__Task description__:
Read through the entries below and copy each line where "Yellow" turns up.

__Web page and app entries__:
________________

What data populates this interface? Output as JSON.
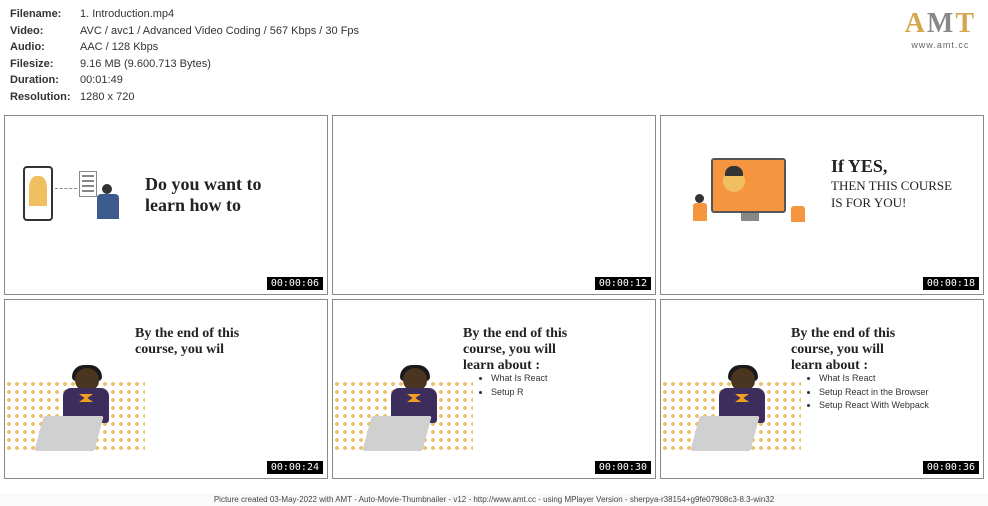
{
  "meta": {
    "filename_label": "Filename:",
    "filename_value": "1. Introduction.mp4",
    "video_label": "Video:",
    "video_value": "AVC / avc1 / Advanced Video Coding / 567 Kbps / 30 Fps",
    "audio_label": "Audio:",
    "audio_value": "AAC / 128 Kbps",
    "filesize_label": "Filesize:",
    "filesize_value": "9.16 MB (9.600.713 Bytes)",
    "duration_label": "Duration:",
    "duration_value": "00:01:49",
    "resolution_label": "Resolution:",
    "resolution_value": "1280 x 720"
  },
  "logo": {
    "text_a": "A",
    "text_m": "M",
    "text_t": "T",
    "url": "www.amt.cc"
  },
  "thumbs": [
    {
      "ts": "00:00:06",
      "title": "Do you want to\nlearn how to"
    },
    {
      "ts": "00:00:12"
    },
    {
      "ts": "00:00:18",
      "yes": "If YES,",
      "sub": "THEN THIS COURSE\nIS FOR YOU!"
    },
    {
      "ts": "00:00:24",
      "title": "By the end of this\ncourse, you wil"
    },
    {
      "ts": "00:00:30",
      "title": "By the end of this\ncourse, you will\nlearn about :",
      "b1": "What Is React",
      "b2": "Setup R"
    },
    {
      "ts": "00:00:36",
      "title": "By the end of this\ncourse, you will\nlearn about :",
      "b1": "What Is React",
      "b2": "Setup React in the Browser",
      "b3": "Setup React With Webpack"
    }
  ],
  "footer": "Picture created 03-May-2022 with AMT - Auto-Movie-Thumbnailer - v12 - http://www.amt.cc - using MPlayer Version - sherpya-r38154+g9fe07908c3-8.3-win32"
}
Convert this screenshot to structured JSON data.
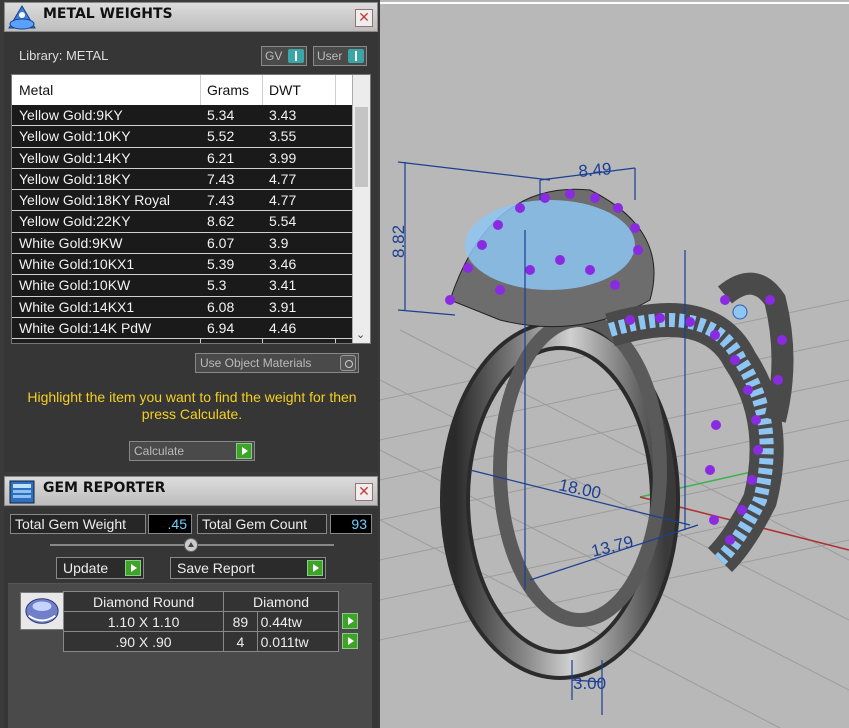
{
  "metal_weights": {
    "title": "METAL WEIGHTS",
    "close_glyph": "✕",
    "library_label": "Library: METAL",
    "toggles": [
      {
        "label": "GV"
      },
      {
        "label": "User"
      }
    ],
    "columns": [
      "Metal",
      "Grams",
      "DWT"
    ],
    "rows": [
      {
        "metal": "Yellow Gold:9KY",
        "grams": "5.34",
        "dwt": "3.43"
      },
      {
        "metal": "Yellow Gold:10KY",
        "grams": "5.52",
        "dwt": "3.55"
      },
      {
        "metal": "Yellow Gold:14KY",
        "grams": "6.21",
        "dwt": "3.99"
      },
      {
        "metal": "Yellow Gold:18KY",
        "grams": "7.43",
        "dwt": "4.77"
      },
      {
        "metal": "Yellow Gold:18KY Royal",
        "grams": "7.43",
        "dwt": "4.77"
      },
      {
        "metal": "Yellow Gold:22KY",
        "grams": "8.62",
        "dwt": "5.54"
      },
      {
        "metal": "White Gold:9KW",
        "grams": "6.07",
        "dwt": "3.9"
      },
      {
        "metal": "White Gold:10KX1",
        "grams": "5.39",
        "dwt": "3.46"
      },
      {
        "metal": "White Gold:10KW",
        "grams": "5.3",
        "dwt": "3.41"
      },
      {
        "metal": "White Gold:14KX1",
        "grams": "6.08",
        "dwt": "3.91"
      },
      {
        "metal": "White Gold:14K PdW",
        "grams": "6.94",
        "dwt": "4.46"
      }
    ],
    "use_object_materials": "Use Object Materials",
    "hint": "Highlight the item you want to find the weight for then press Calculate.",
    "calculate_label": "Calculate"
  },
  "gem_reporter": {
    "title": "GEM REPORTER",
    "close_glyph": "✕",
    "total_gem_weight_label": "Total Gem Weight",
    "total_gem_weight": ".45",
    "total_gem_count_label": "Total Gem Count",
    "total_gem_count": "93",
    "update_label": "Update",
    "save_report_label": "Save Report",
    "table": {
      "header": [
        "Diamond Round",
        "Diamond"
      ],
      "rows": [
        {
          "size": "1.10 X 1.10",
          "count": "89",
          "weight": "0.44tw"
        },
        {
          "size": ".90 X .90",
          "count": "4",
          "weight": "0.011tw"
        }
      ]
    }
  },
  "viewport": {
    "dimensions": [
      "8.49",
      "8.82",
      "18.00",
      "13.79",
      "3.00"
    ]
  },
  "colors": {
    "panel_bg": "#363636",
    "hint_text": "#f4d020",
    "gem_value_text": "#6fd0ff",
    "viewport_bg": "#b8b8b8",
    "dimension_line": "#1c3f92",
    "prong": "#8a2be2",
    "stone": "#8ec5f2",
    "arrow_button": "#3fa32a"
  }
}
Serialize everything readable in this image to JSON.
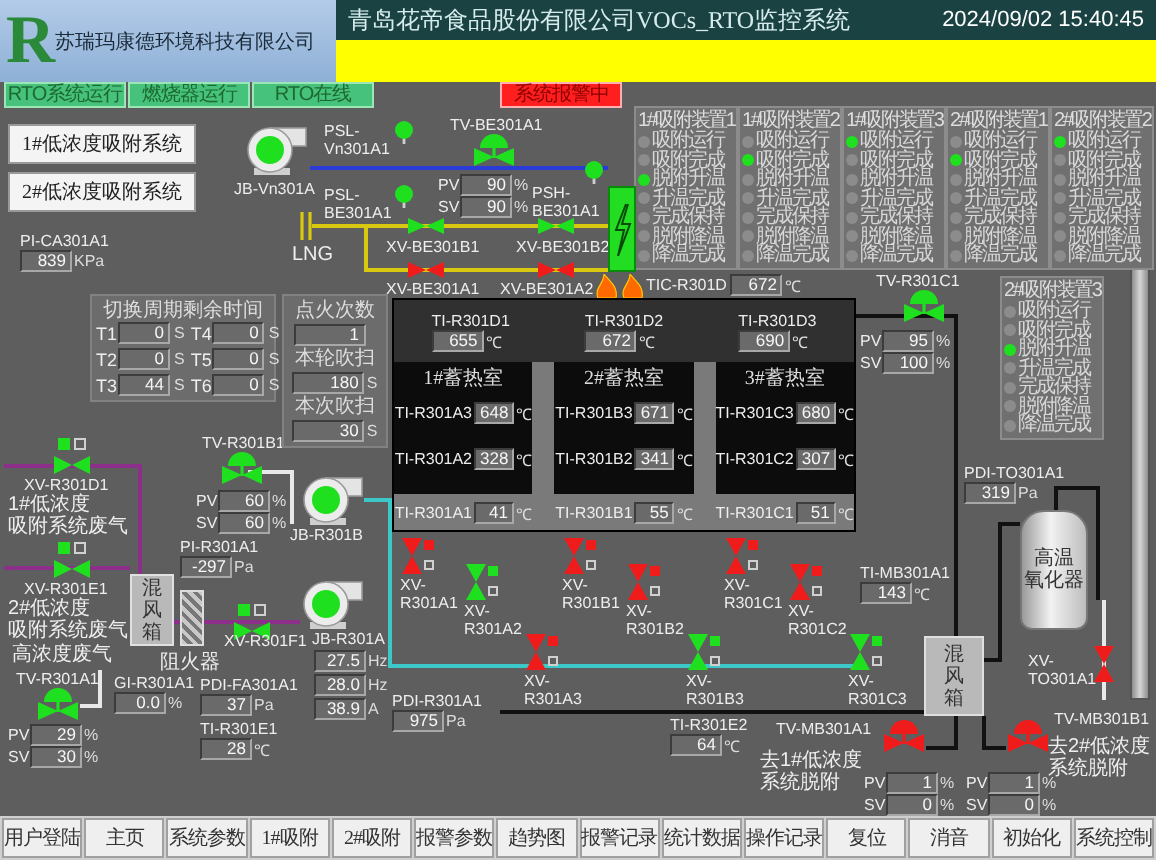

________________

__Solution for this task__:
        "metal": "Yellow Gold:9KY",
        "metal": "Yellow Gold:10KY",
        "metal": "Yellow Gold:14KY",
        "metal": "Yellow Gold:18KY",
        "metal": "Yellow Gold:18KY Royal",
        "metal": "Yellow Gold:22KY",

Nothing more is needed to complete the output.